It is rare that our goals remain fixed. While pursuing one, we often discover the wider parameters of others which can seem to offer broader, more encompassing rewards than the one originally desired. Humans exhibit the unique quality to not only seek out those things which brings immediate happiness, but also provide satisfaction for a longer period; even a lifetime.
It seems too complicated; some say. Not really! You see, we each are born with distinct personalities, skills, talents, and the immaterial gift called the ability to reason. The gift of reason raises us to a higher level of existence above all other material creation, and allows us to think, judge and make free choices in non-material matters such as justice, honesty, peace and truth. With this gift, humans are more God-like than the rest of His material creation.
The good news is that God, during the course of the world and human events has revealed Himself and His nature to us. His Son, was born through Mary and lived among us. Without sin He became one like us. Because of the message He preached, "Love God with your whole heart, mind and strength, and love your neighbor as you love yourself out of love for God," He was killed by envious men. Through His sacrifice of God's Son (the Lamb of God) for mankind, God repaid humanity's debt to Himself caused by the original sin of our first parents. This freed us, His adopted sons and daughters, from the debt of slavery to sin we inherited because of their rebellion.
Jesus Christ rose from the dead, and assured His Apostles, upon whom He established His Church and its sacraments, that they, and their successors, the universal bishops, under the leadership of the Pope guided by the Holy Spirit, could not err when teaching on matters of faith and morals.
What is a person to do when he realizes that God has accomplished this for him individually and personally? A common response is to join with Christ's Church in worshipping, praising, thanking and petitioning God through the Mass (the highest form of homage for it is the act of renewal of God's covenant with man). During the Mass, our ordinary gifts of bread and wine are changed into the very Body and Blood of Jesus Christ and received by the faithful).

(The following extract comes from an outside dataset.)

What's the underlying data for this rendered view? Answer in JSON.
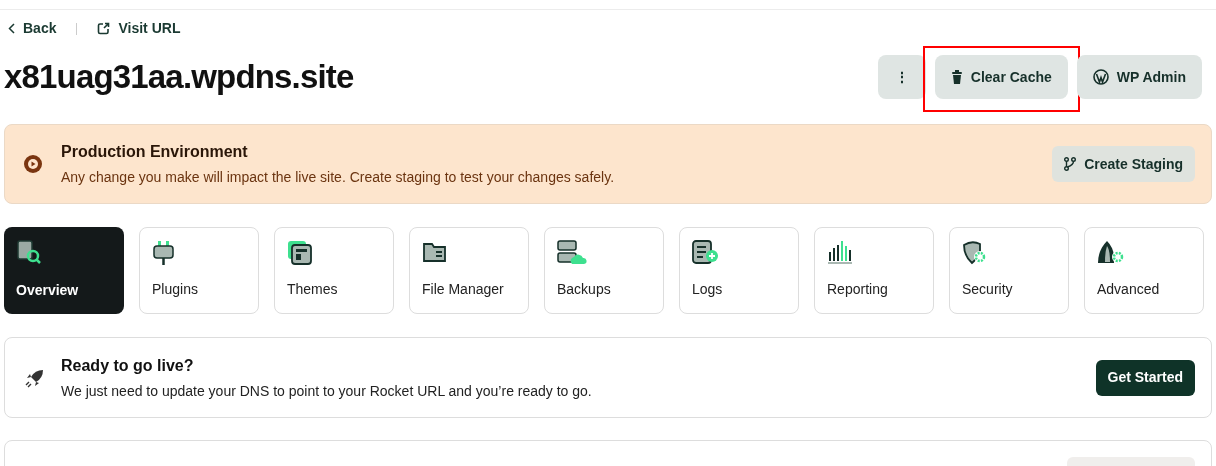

The awesome gift of God's giving of Himself, should inspire feelings of respect, love, thanks, worship and praise of God, His Son, His Mother and the saints in heaven. Because of these feelings we find guidance, consolation and strength during the particular difficulties we experience in life. There are many public and private acts of worship and petitions called devotions which help us in our difficult times.
The word "devotion" identifies a feeling actualized in an expression of love and loyalty, as a thought, a glance, a smile, a word, a gesture such as the Sign of the Cross, a bow or genuflection before the Blessed Sacrament, a prayer or a song. Devotions may be expressed in private or public and may include other persons. It is natural that prayers or acts of devotion become a part of our lives and repeated often, sometimes over an extended period of time. Of course, the expression of love knows no bounds!

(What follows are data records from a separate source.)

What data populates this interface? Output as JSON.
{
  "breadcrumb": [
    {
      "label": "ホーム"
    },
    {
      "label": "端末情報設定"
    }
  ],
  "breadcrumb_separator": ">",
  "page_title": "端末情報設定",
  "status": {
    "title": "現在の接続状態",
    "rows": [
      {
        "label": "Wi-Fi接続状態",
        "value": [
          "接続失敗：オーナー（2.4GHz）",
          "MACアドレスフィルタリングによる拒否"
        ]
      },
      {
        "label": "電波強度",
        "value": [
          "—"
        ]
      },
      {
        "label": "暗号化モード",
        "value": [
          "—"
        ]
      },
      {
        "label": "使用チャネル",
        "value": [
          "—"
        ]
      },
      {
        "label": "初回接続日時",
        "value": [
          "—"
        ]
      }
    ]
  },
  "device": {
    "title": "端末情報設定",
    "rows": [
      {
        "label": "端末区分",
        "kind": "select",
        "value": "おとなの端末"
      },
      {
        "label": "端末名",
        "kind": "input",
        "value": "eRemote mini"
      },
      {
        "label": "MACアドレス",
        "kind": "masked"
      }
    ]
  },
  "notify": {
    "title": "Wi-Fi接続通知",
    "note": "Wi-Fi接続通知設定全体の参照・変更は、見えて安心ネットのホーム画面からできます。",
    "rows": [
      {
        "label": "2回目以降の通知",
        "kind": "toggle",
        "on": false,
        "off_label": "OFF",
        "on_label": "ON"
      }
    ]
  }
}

The novena is a form of devotion. It is part of the Church's tradition to recognize the practice of saying novena prayers. Some novenas contain prayers to be recited over a period of several days to end on a special church day or saint's feast day. Nine day novenas may be traced from the early Greek and Roman customs of mourning the loss of a loved one for nine days following their death. Christians, familiar with this custom, recall the nine months Jesus spent in the womb of His mother Mary before His birth, or the nine days the apostles spent in prayer after Christ's resurrection before the Holy Spirit descended upon them and Mary at Pentecost. The number nine points toward the number ten symbolizing the completeness of God.

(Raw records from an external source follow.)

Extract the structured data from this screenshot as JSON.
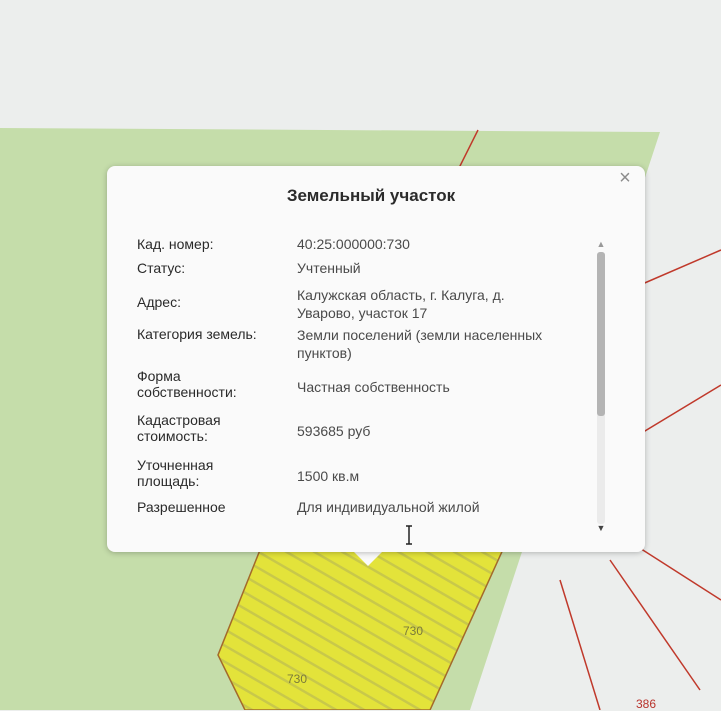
{
  "popup": {
    "title": "Земельный участок",
    "close_icon": "close-icon",
    "rows": [
      {
        "label": "Кад. номер:",
        "value": "40:25:000000:730"
      },
      {
        "label": "Статус:",
        "value": "Учтенный"
      },
      {
        "label": "Адрес:",
        "value": "Калужская область, г. Калуга, д. Уварово, участок 17"
      },
      {
        "label": "Категория земель:",
        "value": "Земли поселений (земли населенных пунктов)"
      },
      {
        "label": "Форма собственности:",
        "value": "Частная собственность"
      },
      {
        "label": "Кадастровая стоимость:",
        "value": "593685 руб"
      },
      {
        "label": "Уточненная площадь:",
        "value": "1500 кв.м"
      },
      {
        "label": "Разрешенное",
        "value": "Для индивидуальной жилой"
      }
    ]
  },
  "map": {
    "parcel_labels": [
      "730",
      "730",
      "386"
    ],
    "colors": {
      "green_area": "#c5ddaa",
      "parcel_fill": "#e3e33a",
      "parcel_hatch": "#c8c84a",
      "parcel_border": "#c0392b",
      "background": "#eceeed"
    }
  }
}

There are also seven day novenas, the number seven symbolically referring to a period of time during which things reach completion. Some of these novenas may culminate on a church or saint's feast day. Other novenas may be motivated by feelings of love and dependence upon God. A number of novenas have been approved by the Church, the most important of which is the novena before the Feast of Pentecost. Some novenas are commonly said during certain months when particularly important feasts are celebrated.
Keep in mind that while devotions contain certain degrees of merit in themselves, the Church's official liturgical worship of God through the Mass is of infinitely more merit and value for those who participate devoutly.